August 30, 2018

MIT researchers 3-D print colloidal crystals

Technique could be used to scale-up self-assembled materials for use as optical sensors, color displays, and light-guided electronics.

Jennifer Chu | MIT News Office

MIT engineers have united the principles of self-assembly and 3-D printing using a new technique, which they highlight today in the journal Advanced Materials.

By their direct-write colloidal assembly process, the researchers can build centimeter-high crystals, each made from billions of individual colloids, defined as particles that are between 1 nanometer and 1 micrometer across.

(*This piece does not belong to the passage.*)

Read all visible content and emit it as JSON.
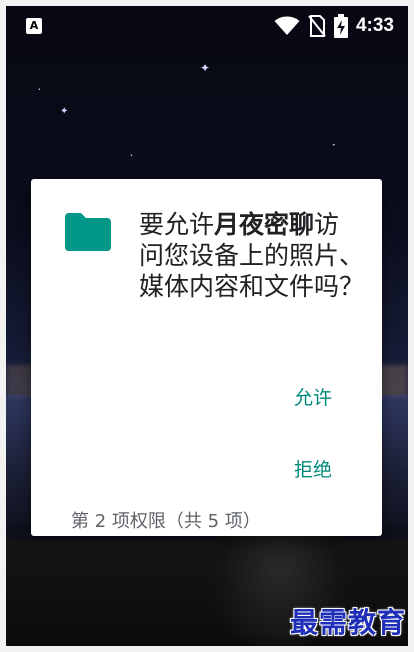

“If you blew up each particle to the size of a soccer ball, it would be like stacking a whole lot of soccer balls to make something as tall as a skyscraper,” says study co-author Alvin Tan, a graduate student in MIT’s Department of Materials Science and Engineering. “That’s what we’re doing at the nanoscale.”